But when it comes to economics too, there's a lot of Conventional Wisdom that is making the present a prisoner to attitudes from the past. Both Obama and Hillary represented a post-Reagan synthesis, they were both middle-of-the-road politicians who were prepared to make compromises--only they would compromise in different ways. Obama has straddled the gap between neo-liberalism and leftism, and over the course of his presidency I have made the move from liberal to leftist. The next President probably won't be able to straddle those ideologies, but will have to choose. The neo-liberal advocates lower taxes, lower trade barriers, charter schools, thinks "our schools are failing" and teacher unions have too much power, thinks unions are archaic institutions that reek of the past and hold back the energetic dynamism of new transformative technology. Mostly the neo-liberal has incorporated the mind-set of the upper strata, and thinks, "If only the masses could have the discipline and energy of the elite! We must provide nudges for them, we must devise clever remedies for whatever infirmity led them not to be rich! But they always must be a win-win kind of deal; anything that would take away from the rich is anti-business, would hurt our competitiveness, would be class warfare, could not become political reality..."

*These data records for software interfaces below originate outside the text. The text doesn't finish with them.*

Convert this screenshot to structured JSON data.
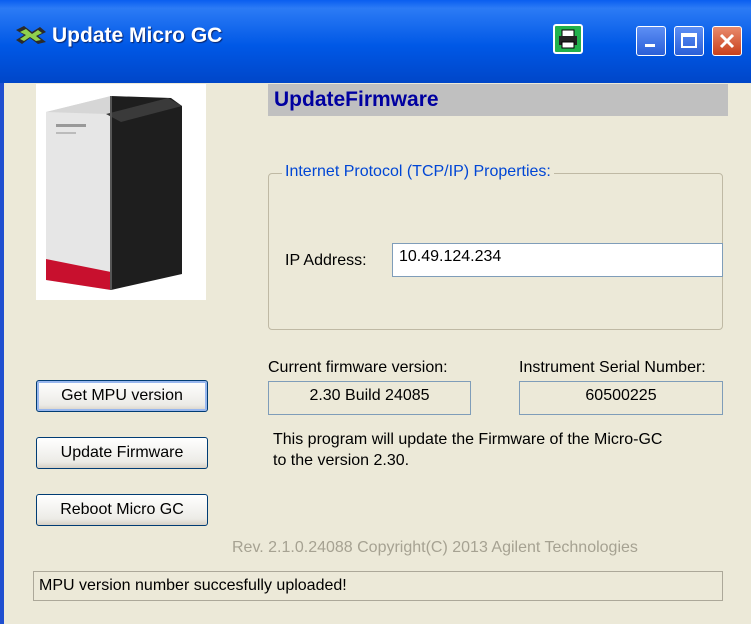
{
  "window": {
    "title": "Update Micro GC"
  },
  "header": {
    "title": "UpdateFirmware"
  },
  "tcpip": {
    "legend": "Internet Protocol (TCP/IP) Properties:",
    "ip_label": "IP Address:",
    "ip_value": "10.49.124.234"
  },
  "firmware": {
    "label": "Current firmware version:",
    "value": "2.30 Build 24085"
  },
  "serial": {
    "label": "Instrument Serial Number:",
    "value": "60500225"
  },
  "buttons": {
    "get_mpu": "Get MPU version",
    "update": "Update Firmware",
    "reboot": "Reboot Micro GC"
  },
  "message": {
    "line1": "This program will update the Firmware of the Micro-GC",
    "line2": "to the version 2.30."
  },
  "copyright": "Rev. 2.1.0.24088   Copyright(C) 2013  Agilent Technologies",
  "status": "MPU version number succesfully uploaded!",
  "icons": [
    "app-icon",
    "print-icon",
    "minimize-icon",
    "maximize-icon",
    "close-icon"
  ],
  "colors": {
    "titlebar": "#0058E6",
    "window_bg": "#ECE9D8",
    "header_text": "#0000A0",
    "legend_text": "#0046D5",
    "print_button": "#22B14C"
  }
}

Well, it's not 1980 any more... Not only are minority populations greater, but the Millennial generation has been completely screwed. Conventional politicians still think most Americans are middle-class. When I was in school I was taught we had a "barrel-like" wealth distribution in this country, mostly a middle class with smaller poor and wealthy classes. So many Americans now live paycheck to paycheck, so many have hardly any life savings to speak of. The Middle Class, a family that owns a house in a suburb and a couple of cars, is no longer normal, and the values of the class are not normal either. The reality is student debt... When liberal politicians like John Edwards invoked "two Americas", they were appealing to the compassion of liberals, but now so many Americans have fallen behind that such talk appeals to self-interest. Also on the theme of people living with a conventional wisdom of the past--the term "socialist" does not carry the baggage it once did! How many voter now never knew the Cold War?
I value nuance greatly of course, and believe that evolution is stronger and more stable than revolution. I believe that the incremental changes of the Obama era will really matter. We avoided the toxic "austerity" of Europe. But I also see that there has not been enough push-back to changes taking place largely out of their own momentum, changes pushed by advocates from another era--and the system is out of whack.
Anyway, maybe I'll end this here, and get on with my day...!